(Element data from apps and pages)
---

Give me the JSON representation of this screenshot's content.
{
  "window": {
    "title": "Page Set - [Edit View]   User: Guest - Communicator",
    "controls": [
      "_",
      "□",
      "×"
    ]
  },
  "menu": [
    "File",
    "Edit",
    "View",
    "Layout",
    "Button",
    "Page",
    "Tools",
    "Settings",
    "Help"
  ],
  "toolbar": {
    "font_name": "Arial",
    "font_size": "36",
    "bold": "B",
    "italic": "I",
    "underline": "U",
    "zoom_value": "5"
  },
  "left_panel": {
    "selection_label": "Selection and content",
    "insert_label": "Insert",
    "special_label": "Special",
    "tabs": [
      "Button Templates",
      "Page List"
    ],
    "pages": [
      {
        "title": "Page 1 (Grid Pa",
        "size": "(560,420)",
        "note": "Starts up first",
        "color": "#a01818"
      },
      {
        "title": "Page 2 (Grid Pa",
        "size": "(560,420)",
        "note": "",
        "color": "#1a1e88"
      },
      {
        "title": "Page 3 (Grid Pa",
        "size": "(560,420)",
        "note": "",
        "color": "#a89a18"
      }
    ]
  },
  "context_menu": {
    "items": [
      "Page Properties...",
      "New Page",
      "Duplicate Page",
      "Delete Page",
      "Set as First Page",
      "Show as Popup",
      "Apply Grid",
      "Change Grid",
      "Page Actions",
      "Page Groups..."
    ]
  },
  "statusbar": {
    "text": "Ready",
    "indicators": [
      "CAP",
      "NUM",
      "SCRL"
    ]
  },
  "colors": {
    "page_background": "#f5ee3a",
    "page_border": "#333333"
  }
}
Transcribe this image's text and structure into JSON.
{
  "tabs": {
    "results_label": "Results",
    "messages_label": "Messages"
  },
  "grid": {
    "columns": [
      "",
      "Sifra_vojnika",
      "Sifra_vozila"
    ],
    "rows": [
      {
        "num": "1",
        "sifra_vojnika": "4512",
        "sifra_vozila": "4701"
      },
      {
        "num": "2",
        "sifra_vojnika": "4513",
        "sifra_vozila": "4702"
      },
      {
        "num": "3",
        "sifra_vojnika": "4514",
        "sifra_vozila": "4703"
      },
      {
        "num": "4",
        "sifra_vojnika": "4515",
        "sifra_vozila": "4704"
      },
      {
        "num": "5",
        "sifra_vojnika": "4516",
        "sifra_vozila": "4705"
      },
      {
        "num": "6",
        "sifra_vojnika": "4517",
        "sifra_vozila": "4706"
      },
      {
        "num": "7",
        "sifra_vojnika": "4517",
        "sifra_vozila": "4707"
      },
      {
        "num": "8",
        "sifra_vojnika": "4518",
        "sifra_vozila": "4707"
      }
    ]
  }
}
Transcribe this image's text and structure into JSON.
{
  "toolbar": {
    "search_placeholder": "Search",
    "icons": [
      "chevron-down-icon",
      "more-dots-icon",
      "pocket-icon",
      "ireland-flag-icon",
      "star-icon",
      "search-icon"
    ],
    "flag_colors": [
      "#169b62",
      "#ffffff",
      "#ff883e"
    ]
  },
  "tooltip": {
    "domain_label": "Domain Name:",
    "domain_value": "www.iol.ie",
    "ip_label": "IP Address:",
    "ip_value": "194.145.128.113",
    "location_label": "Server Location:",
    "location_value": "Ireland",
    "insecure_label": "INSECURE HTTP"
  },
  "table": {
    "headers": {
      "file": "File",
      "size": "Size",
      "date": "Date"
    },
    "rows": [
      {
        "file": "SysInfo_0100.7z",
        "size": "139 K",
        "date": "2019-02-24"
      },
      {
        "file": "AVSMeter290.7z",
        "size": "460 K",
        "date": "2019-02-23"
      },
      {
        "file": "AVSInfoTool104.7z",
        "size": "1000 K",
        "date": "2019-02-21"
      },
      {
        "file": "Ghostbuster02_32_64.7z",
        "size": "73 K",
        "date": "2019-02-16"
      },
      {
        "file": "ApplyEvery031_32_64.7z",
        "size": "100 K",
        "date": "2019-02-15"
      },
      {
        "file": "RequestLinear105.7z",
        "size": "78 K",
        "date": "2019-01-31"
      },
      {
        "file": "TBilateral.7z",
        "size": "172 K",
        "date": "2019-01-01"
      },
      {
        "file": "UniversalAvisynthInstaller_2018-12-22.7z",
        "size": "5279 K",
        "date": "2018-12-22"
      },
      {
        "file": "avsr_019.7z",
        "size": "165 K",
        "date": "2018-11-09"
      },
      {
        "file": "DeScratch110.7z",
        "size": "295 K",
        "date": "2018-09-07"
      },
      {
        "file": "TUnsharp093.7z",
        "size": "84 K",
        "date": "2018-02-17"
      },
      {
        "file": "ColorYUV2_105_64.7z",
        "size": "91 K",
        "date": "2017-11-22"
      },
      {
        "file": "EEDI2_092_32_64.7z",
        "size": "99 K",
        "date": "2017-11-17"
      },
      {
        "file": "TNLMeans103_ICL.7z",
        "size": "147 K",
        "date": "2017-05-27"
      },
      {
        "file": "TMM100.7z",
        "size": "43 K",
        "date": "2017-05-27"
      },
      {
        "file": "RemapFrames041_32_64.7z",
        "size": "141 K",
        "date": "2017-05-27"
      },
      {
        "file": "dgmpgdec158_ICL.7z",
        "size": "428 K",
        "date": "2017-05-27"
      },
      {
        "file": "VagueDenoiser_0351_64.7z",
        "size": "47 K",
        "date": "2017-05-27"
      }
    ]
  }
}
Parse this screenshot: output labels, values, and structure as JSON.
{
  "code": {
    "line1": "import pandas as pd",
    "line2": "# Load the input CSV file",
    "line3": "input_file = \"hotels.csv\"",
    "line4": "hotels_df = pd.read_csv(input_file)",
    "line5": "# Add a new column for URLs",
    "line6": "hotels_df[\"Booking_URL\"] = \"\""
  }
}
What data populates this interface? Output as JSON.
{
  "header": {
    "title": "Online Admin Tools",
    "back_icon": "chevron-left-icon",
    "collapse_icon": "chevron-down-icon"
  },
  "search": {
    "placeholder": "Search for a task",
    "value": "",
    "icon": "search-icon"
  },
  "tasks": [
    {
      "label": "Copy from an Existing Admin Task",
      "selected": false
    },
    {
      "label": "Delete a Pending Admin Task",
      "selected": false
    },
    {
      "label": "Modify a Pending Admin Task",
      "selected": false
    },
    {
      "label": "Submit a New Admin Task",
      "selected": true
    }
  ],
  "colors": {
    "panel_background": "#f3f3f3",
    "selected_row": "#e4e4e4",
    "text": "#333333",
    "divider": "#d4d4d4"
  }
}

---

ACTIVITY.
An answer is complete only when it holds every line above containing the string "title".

ANSWER SPACE.
    "title": "Page Set - [Edit View]   User: Guest - Communicator",
        "title": "Page 1 (Grid Pa",
        "title": "Page 2 (Grid Pa",
        "title": "Page 3 (Grid Pa",
    "title": "Online Admin Tools",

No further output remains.